PROBLEM TO WORK ON → If a line in the entries contains the word "time", list it.

DATASET RECORDS →

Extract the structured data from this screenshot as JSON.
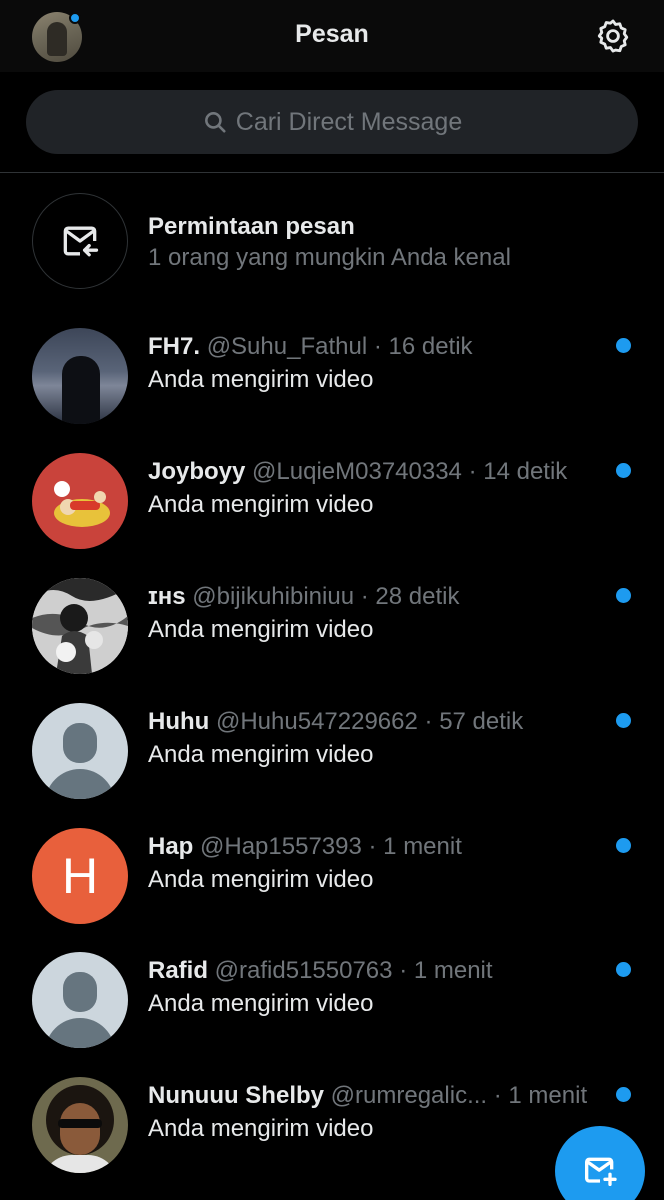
{
  "header": {
    "title": "Pesan",
    "avatar_icon": "profile-avatar",
    "settings_icon": "gear-icon"
  },
  "search": {
    "placeholder": "Cari Direct Message",
    "icon": "search-icon"
  },
  "requests": {
    "title": "Permintaan pesan",
    "subtitle": "1 orang yang mungkin Anda kenal",
    "icon": "envelope-arrow-icon"
  },
  "conversations": [
    {
      "name": "FH7.",
      "handle": "@Suhu_Fathul",
      "time": "· 16 detik",
      "preview": "Anda mengirim video",
      "unread": true
    },
    {
      "name": "Joyboyy",
      "handle": "@LuqieM03740334",
      "time": "· 14 detik",
      "preview": "Anda mengirim video",
      "unread": true
    },
    {
      "name": "ɪʜs",
      "handle": "@bijikuhibiniuu",
      "time": "· 28 detik",
      "preview": "Anda mengirim video",
      "unread": true
    },
    {
      "name": "Huhu",
      "handle": "@Huhu547229662",
      "time": "· 57 detik",
      "preview": "Anda mengirim video",
      "unread": true
    },
    {
      "name": "Hap",
      "handle": "@Hap1557393",
      "time": "· 1 menit",
      "preview": "Anda mengirim video",
      "unread": true,
      "avatar_letter": "H"
    },
    {
      "name": "Rafid",
      "handle": "@rafid51550763",
      "time": "· 1 menit",
      "preview": "Anda mengirim video",
      "unread": true
    },
    {
      "name": "Nunuuu Shelby",
      "handle": "@rumregalic...",
      "time": "· 1 menit",
      "preview": "Anda mengirim video",
      "unread": true
    }
  ],
  "fab": {
    "icon": "new-message-icon"
  },
  "colors": {
    "accent": "#1d9bf0",
    "background": "#000000",
    "muted_text": "#71767b"
  }
}
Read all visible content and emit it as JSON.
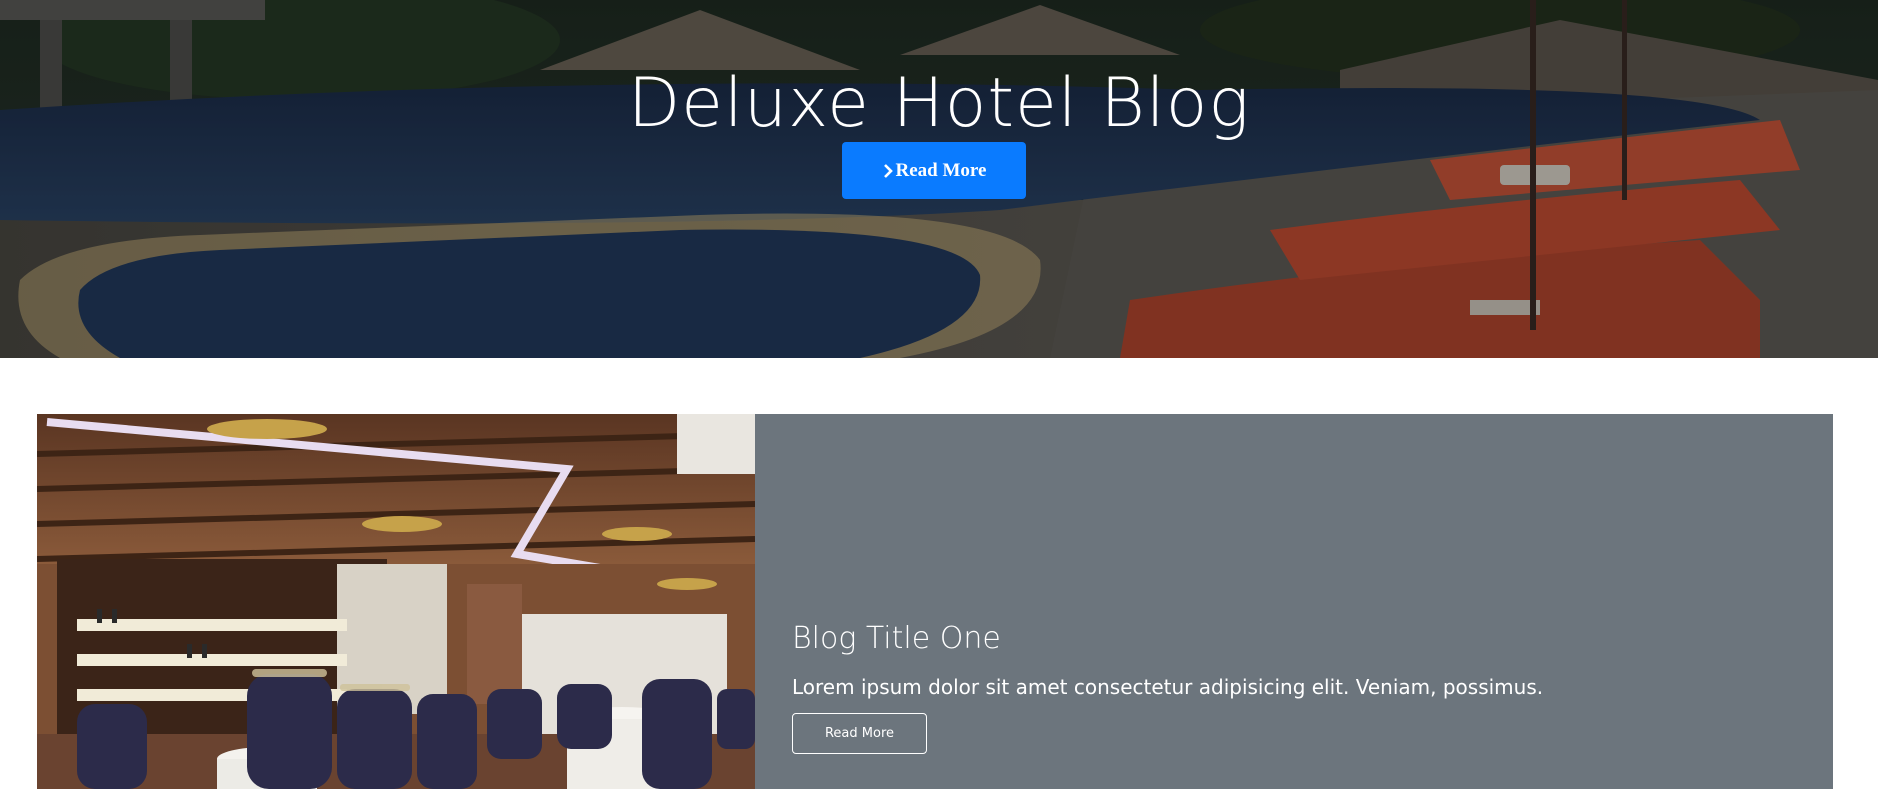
{
  "hero": {
    "title": "Deluxe Hotel Blog",
    "button_label": "Read More",
    "button_icon": "chevron-right-icon",
    "button_color": "#0a7bff"
  },
  "posts": [
    {
      "title": "Blog Title One",
      "excerpt": "Lorem ipsum dolor sit amet consectetur adipisicing elit. Veniam, possimus.",
      "button_label": "Read More",
      "card_color": "#6c757d"
    }
  ]
}
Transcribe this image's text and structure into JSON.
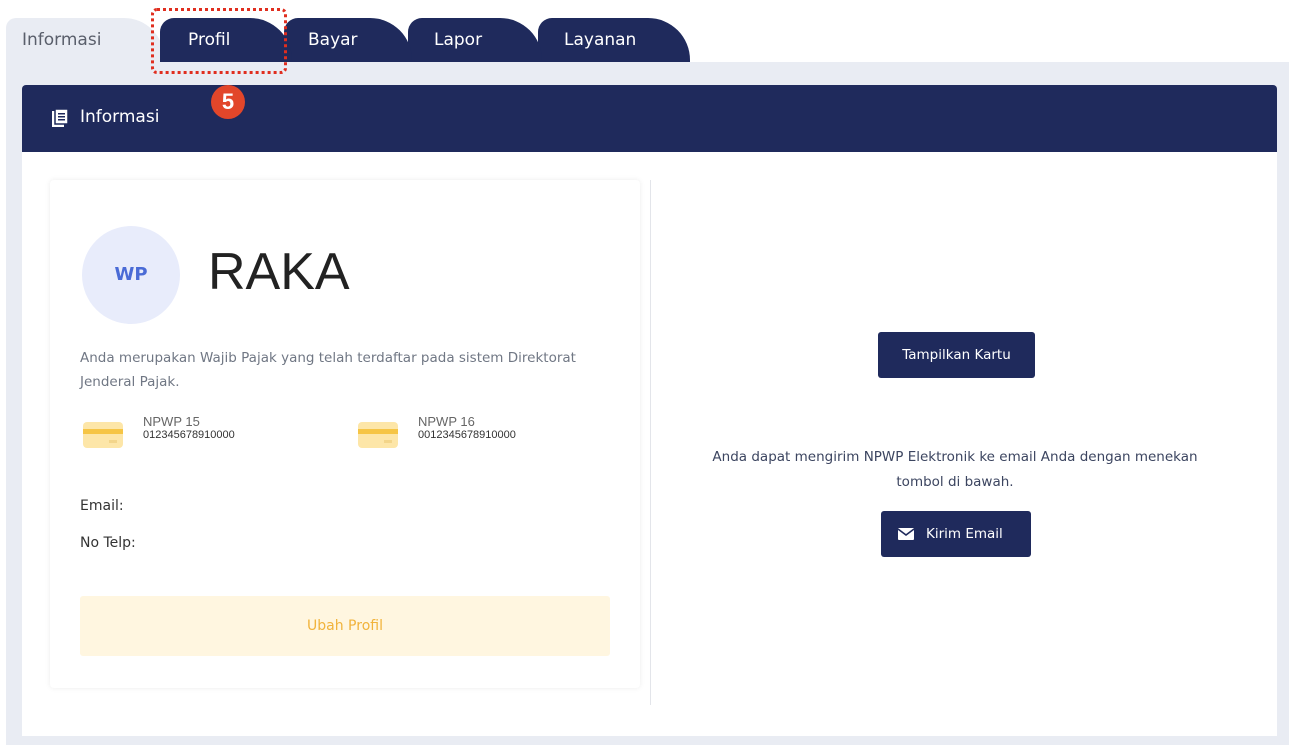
{
  "tabs": [
    {
      "label": "Informasi"
    },
    {
      "label": "Profil"
    },
    {
      "label": "Bayar"
    },
    {
      "label": "Lapor"
    },
    {
      "label": "Layanan"
    }
  ],
  "step_badge": "5",
  "header": {
    "title": "Informasi",
    "icon": "document-icon"
  },
  "profile": {
    "avatar": "WP",
    "name": "RAKA",
    "description": "Anda merupakan Wajib Pajak yang telah terdaftar pada sistem Direktorat Jenderal Pajak.",
    "npwp15": {
      "label": "NPWP 15",
      "value": "012345678910000",
      "icon": "card-icon"
    },
    "npwp16": {
      "label": "NPWP 16",
      "value": "0012345678910000",
      "icon": "card-icon"
    },
    "email_label": "Email:",
    "telp_label": "No Telp:",
    "edit_button": "Ubah Profil"
  },
  "actions": {
    "show_card_button": "Tampilkan Kartu",
    "send_text": "Anda dapat mengirim NPWP Elektronik ke email Anda dengan menekan tombol di bawah.",
    "send_email_button": "Kirim Email",
    "send_email_icon": "envelope-icon"
  },
  "colors": {
    "primary": "#1f2a5c",
    "highlight": "#e02e1f",
    "accent_yellow": "#f1b33b"
  }
}
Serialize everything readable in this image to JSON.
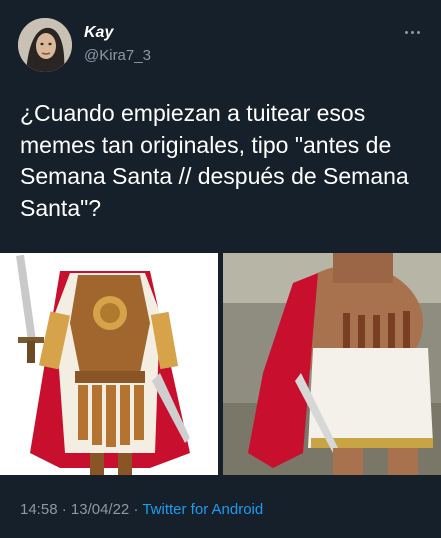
{
  "author": {
    "name": "Kay",
    "handle": "@Kira7_3"
  },
  "tweet": {
    "text": "¿Cuando empiezan a tuitear esos memes tan originales, tipo \"antes de Semana Santa // después de Semana Santa\"?",
    "time": "14:58",
    "separator": " · ",
    "date": "13/04/22",
    "source": "Twitter for Android"
  },
  "icons": {
    "more": "more-horizontal-icon"
  },
  "colors": {
    "background": "#15202b",
    "secondary_text": "#8b98a5",
    "link": "#1d9bf0"
  }
}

EXPECTED ANSWER →
      "time": "· 16 detik",
      "time": "· 14 detik",
      "time": "· 28 detik",
      "time": "· 57 detik",
      "time": "· 1 menit",
      "time": "· 1 menit",
      "time": "· 1 menit",
    "time": "14:58",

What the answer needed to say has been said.